Here is the abstract:
The data deluge, the overwhelming and growing amount of digital information today available, is deeply transforming our society unlocking new sources of economic value, providing fresh insights into science and holding governments to account.
The ongoing process is rising many challenges in the legal field. Law has to define and refine regulations allowing, on the one hand, to exploit the opportunities inherent to data analytics and, on the other hand, to contrast threats like privacy breaches, identity theft and fraud, new forms of redlining and ‘Big Brotherishness of various kinds’.
The presentation is split in two parts. The first part is a state of the art examining the keystones of the legal framework so far defined at international and European level to cope with Big Data legal implications.
The second part is a brief analysis of application and research issues. The data deluge is driving the emergence of innovative tools that are not only going to affect many sectors of legal practice but are also producing a paradigm shift in the way legally relevant phenomena are studied, understood and predicted.

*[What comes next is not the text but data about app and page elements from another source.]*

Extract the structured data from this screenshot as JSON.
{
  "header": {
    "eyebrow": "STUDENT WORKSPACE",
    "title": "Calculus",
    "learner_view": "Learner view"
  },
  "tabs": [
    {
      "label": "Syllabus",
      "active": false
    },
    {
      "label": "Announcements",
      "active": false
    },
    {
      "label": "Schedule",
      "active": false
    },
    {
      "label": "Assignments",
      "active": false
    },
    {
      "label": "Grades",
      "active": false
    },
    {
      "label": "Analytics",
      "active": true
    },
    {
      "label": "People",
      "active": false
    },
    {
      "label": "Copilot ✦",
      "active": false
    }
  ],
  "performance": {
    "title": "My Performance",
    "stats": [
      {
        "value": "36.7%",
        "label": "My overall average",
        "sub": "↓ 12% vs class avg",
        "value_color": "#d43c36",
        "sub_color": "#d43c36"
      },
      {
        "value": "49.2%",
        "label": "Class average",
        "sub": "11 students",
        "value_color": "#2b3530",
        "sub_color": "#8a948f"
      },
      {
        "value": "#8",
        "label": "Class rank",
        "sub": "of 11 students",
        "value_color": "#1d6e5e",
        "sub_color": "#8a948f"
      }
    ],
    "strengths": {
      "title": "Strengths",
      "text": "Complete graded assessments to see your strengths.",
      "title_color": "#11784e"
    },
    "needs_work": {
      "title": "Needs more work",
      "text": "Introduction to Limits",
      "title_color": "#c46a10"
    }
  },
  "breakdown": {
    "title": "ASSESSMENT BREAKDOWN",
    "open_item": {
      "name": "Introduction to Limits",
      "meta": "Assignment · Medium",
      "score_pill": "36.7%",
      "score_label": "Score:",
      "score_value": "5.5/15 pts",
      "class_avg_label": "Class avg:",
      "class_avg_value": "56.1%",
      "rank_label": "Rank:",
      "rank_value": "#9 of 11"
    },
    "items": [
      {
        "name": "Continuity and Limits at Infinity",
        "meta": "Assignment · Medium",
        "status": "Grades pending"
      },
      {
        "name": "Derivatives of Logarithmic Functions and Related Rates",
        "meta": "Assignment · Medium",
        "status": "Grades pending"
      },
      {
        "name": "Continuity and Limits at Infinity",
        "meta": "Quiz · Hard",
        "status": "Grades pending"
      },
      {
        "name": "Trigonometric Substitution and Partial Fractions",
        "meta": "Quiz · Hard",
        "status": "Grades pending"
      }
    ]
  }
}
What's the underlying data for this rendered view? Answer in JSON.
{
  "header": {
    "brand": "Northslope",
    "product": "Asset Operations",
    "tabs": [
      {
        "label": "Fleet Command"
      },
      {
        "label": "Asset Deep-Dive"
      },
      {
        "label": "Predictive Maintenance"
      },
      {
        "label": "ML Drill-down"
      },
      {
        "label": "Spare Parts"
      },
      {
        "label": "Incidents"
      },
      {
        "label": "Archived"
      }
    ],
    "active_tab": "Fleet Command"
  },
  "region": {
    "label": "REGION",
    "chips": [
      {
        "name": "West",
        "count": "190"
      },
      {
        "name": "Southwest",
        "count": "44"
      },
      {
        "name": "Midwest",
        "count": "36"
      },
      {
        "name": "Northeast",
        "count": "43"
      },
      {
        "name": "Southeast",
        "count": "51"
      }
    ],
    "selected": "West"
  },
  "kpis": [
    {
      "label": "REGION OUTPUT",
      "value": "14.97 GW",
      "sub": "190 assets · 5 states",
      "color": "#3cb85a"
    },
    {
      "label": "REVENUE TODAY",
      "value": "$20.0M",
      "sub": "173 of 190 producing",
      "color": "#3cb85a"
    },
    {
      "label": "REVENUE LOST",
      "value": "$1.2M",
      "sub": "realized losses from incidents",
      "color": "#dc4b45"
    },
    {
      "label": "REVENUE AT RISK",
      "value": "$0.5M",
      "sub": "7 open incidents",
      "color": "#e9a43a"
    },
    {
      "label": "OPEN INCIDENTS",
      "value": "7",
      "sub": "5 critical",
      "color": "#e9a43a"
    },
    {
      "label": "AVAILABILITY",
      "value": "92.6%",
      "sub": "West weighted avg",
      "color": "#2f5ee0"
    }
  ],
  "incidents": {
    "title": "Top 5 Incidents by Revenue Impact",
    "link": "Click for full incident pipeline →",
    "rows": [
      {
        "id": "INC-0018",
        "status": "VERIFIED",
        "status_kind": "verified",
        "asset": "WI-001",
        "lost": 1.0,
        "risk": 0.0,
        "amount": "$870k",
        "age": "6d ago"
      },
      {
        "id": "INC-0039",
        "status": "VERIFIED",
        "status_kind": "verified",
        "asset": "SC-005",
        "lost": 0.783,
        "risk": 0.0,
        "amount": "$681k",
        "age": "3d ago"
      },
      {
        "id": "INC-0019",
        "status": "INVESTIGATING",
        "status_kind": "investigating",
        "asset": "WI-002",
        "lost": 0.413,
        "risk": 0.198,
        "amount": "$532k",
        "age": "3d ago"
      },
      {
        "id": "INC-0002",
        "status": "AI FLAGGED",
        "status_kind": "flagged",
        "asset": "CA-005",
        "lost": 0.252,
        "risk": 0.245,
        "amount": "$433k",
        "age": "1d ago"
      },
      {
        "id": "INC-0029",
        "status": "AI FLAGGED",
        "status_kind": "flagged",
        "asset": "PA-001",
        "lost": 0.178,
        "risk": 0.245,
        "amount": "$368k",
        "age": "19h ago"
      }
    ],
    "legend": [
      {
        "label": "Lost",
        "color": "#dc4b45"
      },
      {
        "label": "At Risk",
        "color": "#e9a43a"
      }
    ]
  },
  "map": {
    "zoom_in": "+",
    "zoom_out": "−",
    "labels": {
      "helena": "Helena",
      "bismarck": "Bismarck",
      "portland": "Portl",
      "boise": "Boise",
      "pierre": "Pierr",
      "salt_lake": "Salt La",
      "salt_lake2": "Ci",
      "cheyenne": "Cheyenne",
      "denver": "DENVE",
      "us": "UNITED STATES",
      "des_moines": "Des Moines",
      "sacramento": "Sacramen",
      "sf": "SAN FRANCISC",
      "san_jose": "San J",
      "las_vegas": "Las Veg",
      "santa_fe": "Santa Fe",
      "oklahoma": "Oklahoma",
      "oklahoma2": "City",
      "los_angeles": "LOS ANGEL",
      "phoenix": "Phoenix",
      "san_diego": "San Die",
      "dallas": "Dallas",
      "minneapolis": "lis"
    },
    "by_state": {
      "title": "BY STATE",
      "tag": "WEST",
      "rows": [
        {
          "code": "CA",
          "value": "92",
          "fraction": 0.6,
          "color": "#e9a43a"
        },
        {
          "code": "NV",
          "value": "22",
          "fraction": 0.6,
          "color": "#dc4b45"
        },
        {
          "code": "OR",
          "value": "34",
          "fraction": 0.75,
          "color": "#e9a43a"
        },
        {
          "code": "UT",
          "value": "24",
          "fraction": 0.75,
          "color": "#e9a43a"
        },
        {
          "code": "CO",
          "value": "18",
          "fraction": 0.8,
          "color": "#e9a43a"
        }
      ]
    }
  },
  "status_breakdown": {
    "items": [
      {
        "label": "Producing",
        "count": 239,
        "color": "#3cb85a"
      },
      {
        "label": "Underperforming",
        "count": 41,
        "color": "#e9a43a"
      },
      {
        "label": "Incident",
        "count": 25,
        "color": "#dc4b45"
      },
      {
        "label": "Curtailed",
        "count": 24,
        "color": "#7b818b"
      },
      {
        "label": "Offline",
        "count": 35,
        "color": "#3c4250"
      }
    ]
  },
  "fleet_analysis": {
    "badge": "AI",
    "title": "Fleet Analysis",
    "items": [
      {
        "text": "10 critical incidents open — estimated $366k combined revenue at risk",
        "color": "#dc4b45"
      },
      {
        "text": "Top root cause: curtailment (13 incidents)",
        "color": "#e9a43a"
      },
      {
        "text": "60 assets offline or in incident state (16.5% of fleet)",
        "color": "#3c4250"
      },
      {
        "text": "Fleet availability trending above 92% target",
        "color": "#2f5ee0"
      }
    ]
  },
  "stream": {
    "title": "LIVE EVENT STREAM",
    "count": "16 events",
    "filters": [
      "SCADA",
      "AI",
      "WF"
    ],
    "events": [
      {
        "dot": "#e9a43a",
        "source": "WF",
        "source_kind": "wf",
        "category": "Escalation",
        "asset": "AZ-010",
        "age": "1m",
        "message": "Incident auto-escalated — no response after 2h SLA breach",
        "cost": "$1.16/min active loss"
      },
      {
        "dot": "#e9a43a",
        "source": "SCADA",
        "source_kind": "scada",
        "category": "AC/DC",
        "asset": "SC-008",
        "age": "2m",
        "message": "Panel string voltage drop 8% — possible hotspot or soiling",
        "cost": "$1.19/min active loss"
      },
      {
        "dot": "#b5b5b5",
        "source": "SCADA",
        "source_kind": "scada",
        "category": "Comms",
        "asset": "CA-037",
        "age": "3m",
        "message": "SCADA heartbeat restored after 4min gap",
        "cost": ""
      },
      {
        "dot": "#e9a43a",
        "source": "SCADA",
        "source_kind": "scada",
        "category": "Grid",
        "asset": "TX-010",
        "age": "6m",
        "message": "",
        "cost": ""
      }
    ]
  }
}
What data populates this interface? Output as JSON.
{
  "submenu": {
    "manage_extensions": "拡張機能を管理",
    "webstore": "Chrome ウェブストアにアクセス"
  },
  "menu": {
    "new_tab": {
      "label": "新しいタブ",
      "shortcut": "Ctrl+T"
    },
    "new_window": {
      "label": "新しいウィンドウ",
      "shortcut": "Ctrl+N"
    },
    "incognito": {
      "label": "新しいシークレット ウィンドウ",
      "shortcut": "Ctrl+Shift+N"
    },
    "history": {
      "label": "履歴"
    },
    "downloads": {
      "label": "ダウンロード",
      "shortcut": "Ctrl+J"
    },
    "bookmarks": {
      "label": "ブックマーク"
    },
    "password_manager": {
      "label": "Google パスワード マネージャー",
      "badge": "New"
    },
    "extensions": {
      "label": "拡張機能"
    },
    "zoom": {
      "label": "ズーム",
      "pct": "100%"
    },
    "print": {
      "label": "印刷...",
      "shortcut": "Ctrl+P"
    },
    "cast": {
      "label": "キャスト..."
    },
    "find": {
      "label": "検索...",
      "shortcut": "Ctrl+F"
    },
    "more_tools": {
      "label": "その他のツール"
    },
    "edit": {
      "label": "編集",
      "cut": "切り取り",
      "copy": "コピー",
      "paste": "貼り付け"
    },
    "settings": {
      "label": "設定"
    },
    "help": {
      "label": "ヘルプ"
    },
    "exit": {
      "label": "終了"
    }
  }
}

Far from being simply juxtaposed, the two parts of the talk are strictly intertwined as the creation of new tools and applications is in turn a cause of (or a solution for) regulation issues.